Sunday afternoon we went to a program called “The Making of a President: Investing in Leadership...Transforming the World” featuring three community organizers who trained Barak Obama back in the day. It was a fundraiser for Genesis and I was surprised that there was no live music at all, since I had been so impressed by the use of music at the first of their meetings I went to. Our friend Lynice Pinkard (pastor of Oakland’s First Congregational Church) spoke on the history of leadership, beginning with an affecting account of her five-year-old self sitting with her extended family watching Martin Luther King’s funeral. She quoted John Quincy Adams saying “If your actions inspire others to dream more, learn more, do more and become more, you are a leader.” Leaders can’t be just visionaries, they are “undomesticated agitators” who must be able to mount carefully planned campaigns.
The first of the three community organizers and Obama mentors, Gerald Kellman, talked about stories. About the importance of the organizer first listening to people’s stories, and then getting members of the community to listen to each others’ stories. He asks each participant
1) what is your grief and hope?
2) how does it connect to others’ griefs and hopes?
3) what do we do about it?

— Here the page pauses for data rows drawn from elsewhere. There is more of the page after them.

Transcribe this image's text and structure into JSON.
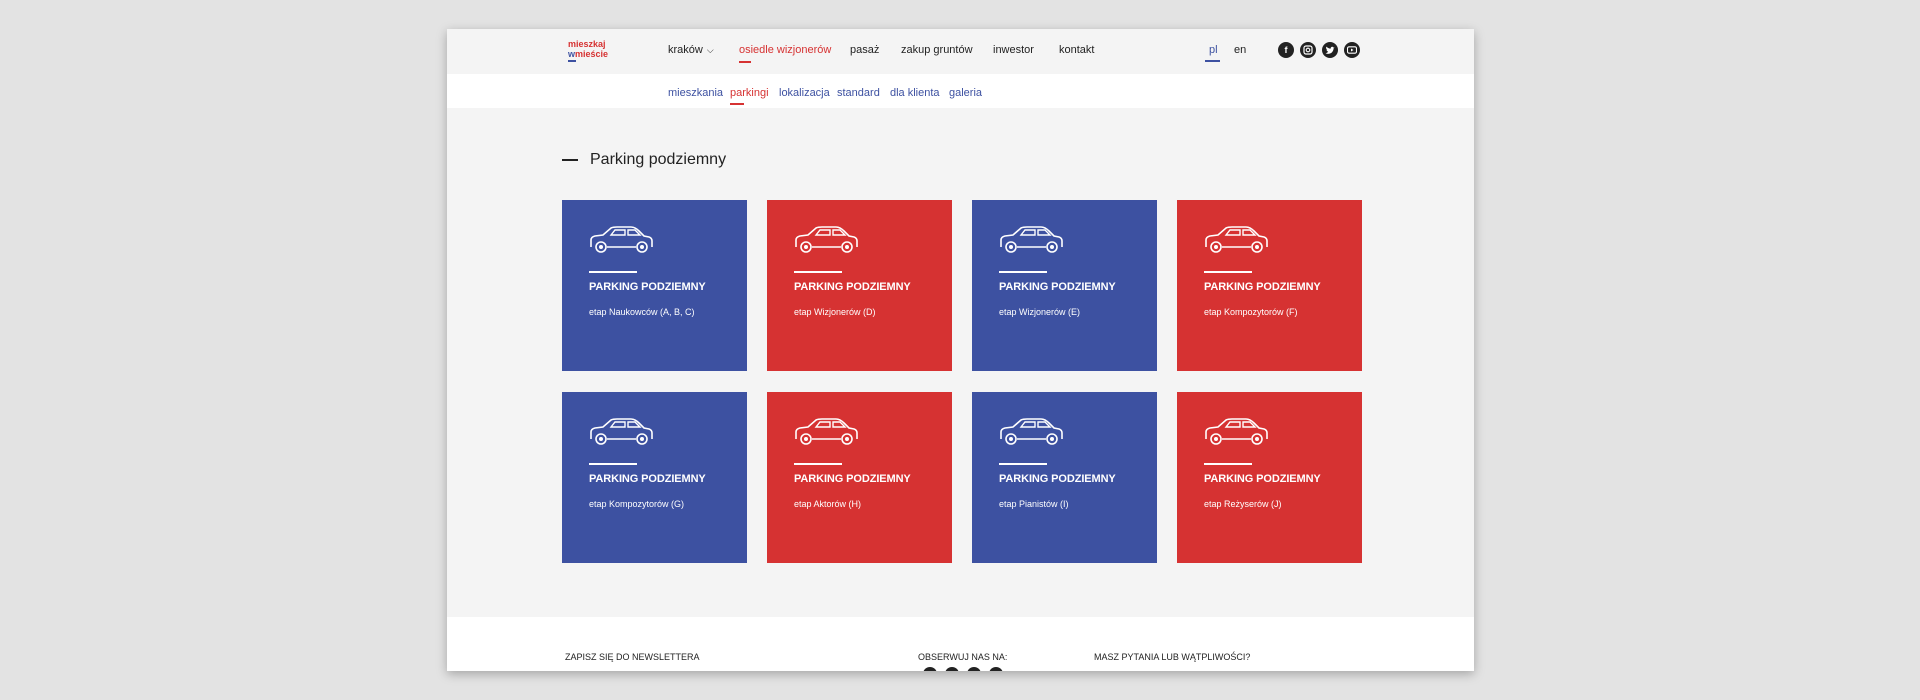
{
  "header": {
    "logo": {
      "line1": "mieszkaj",
      "line2_w": "w",
      "line2_rest": "mieście"
    },
    "nav": [
      {
        "label": "kraków",
        "has_dropdown": true,
        "active": false
      },
      {
        "label": "osiedle wizjonerów",
        "active": true
      },
      {
        "label": "pasaż",
        "active": false
      },
      {
        "label": "zakup gruntów",
        "active": false
      },
      {
        "label": "inwestor",
        "active": false
      },
      {
        "label": "kontakt",
        "active": false
      }
    ],
    "languages": [
      {
        "label": "pl",
        "active": true
      },
      {
        "label": "en",
        "active": false
      }
    ],
    "social_icons": [
      "facebook-icon",
      "instagram-icon",
      "twitter-icon",
      "youtube-icon"
    ]
  },
  "subnav": [
    {
      "label": "mieszkania",
      "active": false
    },
    {
      "label": "parkingi",
      "active": true
    },
    {
      "label": "lokalizacja",
      "active": false
    },
    {
      "label": "standard",
      "active": false
    },
    {
      "label": "dla klienta",
      "active": false
    },
    {
      "label": "galeria",
      "active": false
    }
  ],
  "section": {
    "title": "Parking podziemny"
  },
  "tiles": [
    {
      "title": "PARKING PODZIEMNY",
      "stage": "etap Naukowców (A, B, C)",
      "color": "blue"
    },
    {
      "title": "PARKING PODZIEMNY",
      "stage": "etap Wizjonerów (D)",
      "color": "red"
    },
    {
      "title": "PARKING PODZIEMNY",
      "stage": "etap Wizjonerów (E)",
      "color": "blue"
    },
    {
      "title": "PARKING PODZIEMNY",
      "stage": "etap Kompozytorów (F)",
      "color": "red"
    },
    {
      "title": "PARKING PODZIEMNY",
      "stage": "etap Kompozytorów (G)",
      "color": "blue"
    },
    {
      "title": "PARKING PODZIEMNY",
      "stage": "etap Aktorów (H)",
      "color": "red"
    },
    {
      "title": "PARKING PODZIEMNY",
      "stage": "etap Pianistów (I)",
      "color": "blue"
    },
    {
      "title": "PARKING PODZIEMNY",
      "stage": "etap Reżyserów (J)",
      "color": "red"
    }
  ],
  "footer": {
    "newsletter_title": "ZAPISZ SIĘ DO NEWSLETTERA",
    "follow_title": "OBSERWUJ NAS NA:",
    "questions_title": "MASZ PYTANIA LUB WĄTPLIWOŚCI?"
  },
  "colors": {
    "blue": "#3d51a1",
    "red": "#d63232",
    "background": "#f4f4f4",
    "outer": "#e3e3e3"
  }
}
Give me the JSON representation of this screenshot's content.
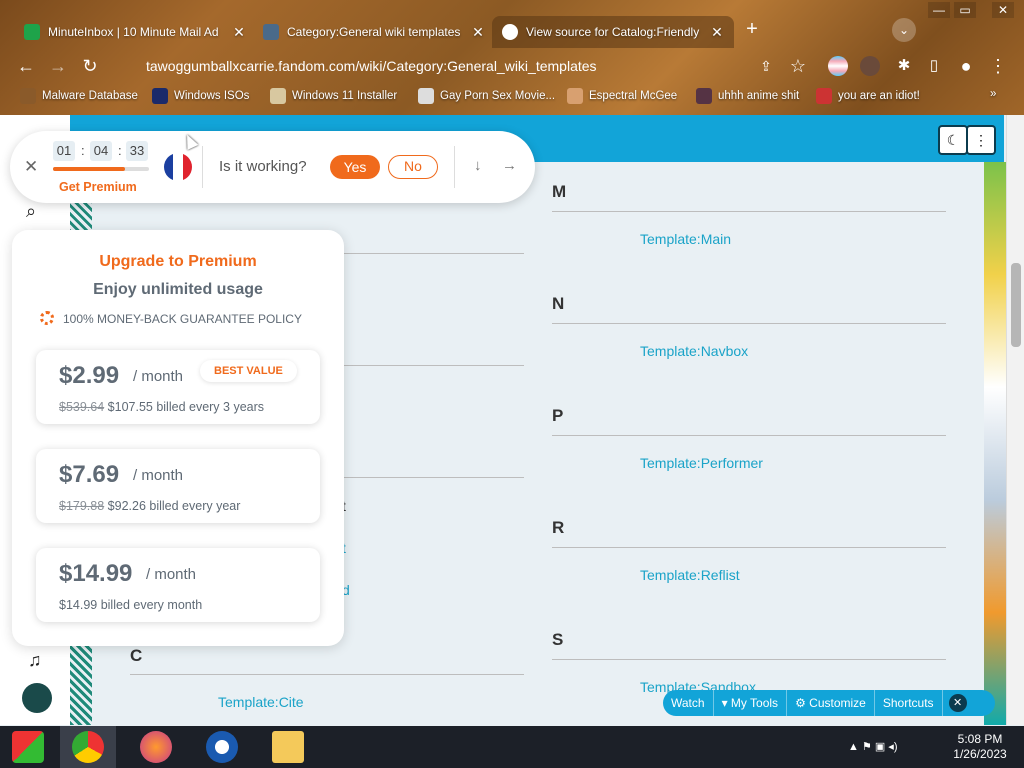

This leads to action, he said, and action teaches us. He quoted Paula D’Arcy saying “God comes to us disguised as our own life.” The other two, Mike Kruglik and Gregory Galluzzo. gave good speeches too, and our friend Carl Anthony gave a rousing collection speech. He was funny, as usual, but I hadn’t heard him so impassioned before. In the speech he said he hadn’t been this excited since 1962, when he heard a young man speak about being arrested multiple times in the Civil Rights Movement and Carl decided he had to get busy. He talked about working for the Ford Foundation, looking for good people to give money to, and finding Gamaliel Foundation in Chicago, which trained Obama and is the national organization of which Genesis is the Bay Area part. (I suspect he was also excited because he was holding his first hot-off-the-press copy of Breakthrough Communities: Sustainability and Justice in the Next American Metropolis, for which he wrote the forward. Paloma Pavel, who was the MC for the meeting, is the editor. I’ll write about the book when I get my hands on a copy.
                    Carl Anthony, agitator for environmental justice
My favorite moment came during the question period. A young Asian-American woman came to the mike, introduced herself as a beginning community organizer, and asked the panel of community organizers how the field was different now from when they started. I think it was Gregory Galluzzo who answered. He said that the difference was that people like her were in it now. “Look at us,” he said, gesturing at the other two organizers, “we’re male, pale and stale.”
Technical note: I accidentally disabled the Add-a-comment function when I had to re-post my entire blog back in February, and didn’t realize I had till somebody told me. I just fixed it and you can comment now. Please do. I started this blog when I started to write my mother’s biography because I was, being a songwriter, used to faster feedback than book writers get. So I’d like to hear from you. Thanks.
©2009 by Nancy Schimmel
The Physics Chanteuse can be found at Science Entertainment
Wednesday, July 1, 2009